The most widely used surgical procedures for breast cancer patients Modified Radical Mastectomies are designed to remove the breast, the areola, the nipple, multiple large tumors underneath the nipples, and lymphatic tissues in the armpits leaving the pectoralis major muscle in the chest intact, a soft tissue covering for the chest wall, and an option for later reconstructive surgery of the affected breast.

Halsted Mastectomies:

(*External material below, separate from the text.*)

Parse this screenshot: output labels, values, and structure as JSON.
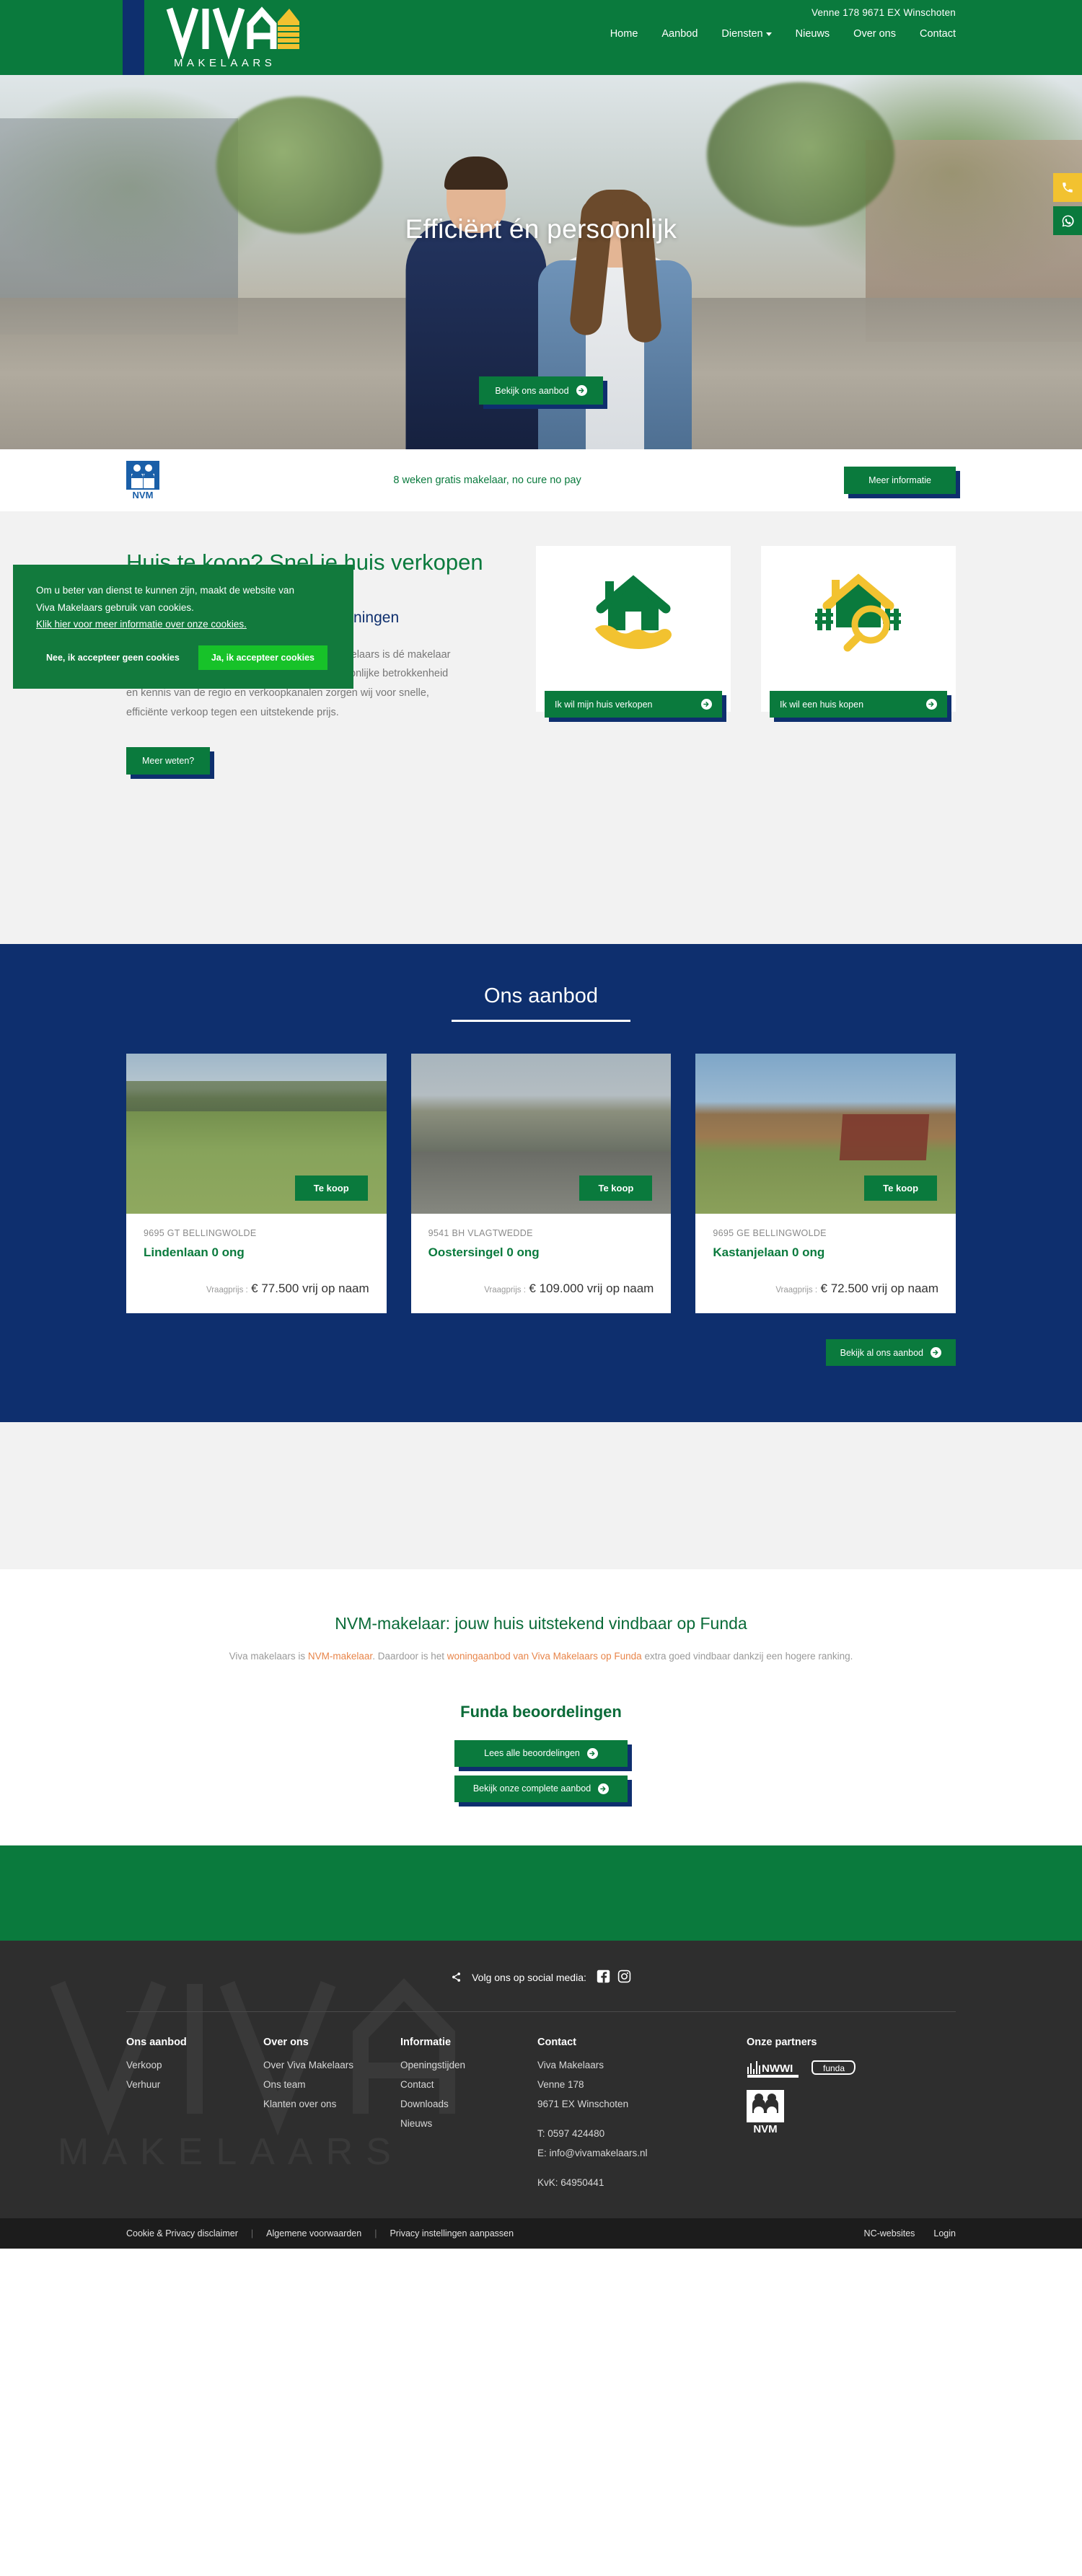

Generally reserved for the most advanced breast cancer cases that invade the muscle wall under the breast tissues Halsted Mastectomies remove the entire breast, pectoralis major and minor muscles, axillary lymph nodes, all breast tissues, and the clavi-pectoral fascia. These Radical Mastectomies are the most disfiguring form of all mastectomies and leave upper limb weaknesses, six to eight inch scars, and the possible need for plasma volume expanders to help reduce arm edema.

Skin-Sparing Mastectomies:

Designed to save as much of the skin as possible and remove cancerous breast tissues through a small incision around the nipple’s areola area, removing the breast, areola, breast tissues, and nipple, Skin-Sparing Mastectomies provide the best reconstructive surgery options for cancer patients but may not be performed if the patient choses not to have immediate breast reconstruction or if the tumor cells are close to the skin.

Nipple-Sparing Mastectomies:

A viable procedure for some women with small tumors Nipple-Sparing Mastectomies hollow out the nipple area of the breast so tissues can be examined for cancer then immediately reconstructed back to the breast skin, however, the procedure is not available for women with large tumors, women who have tumors not located close to the nipple, women who have cancer in more than one quadrant of the breast, and patients with extensive lymph node involvment. Nipple-Sparing Mastectomies typically result in several complications including providing oxygen to the breast skin, providing blood supplies to the nipple and areola, little or no nipple sensations, and nipple and areola tissue deaths.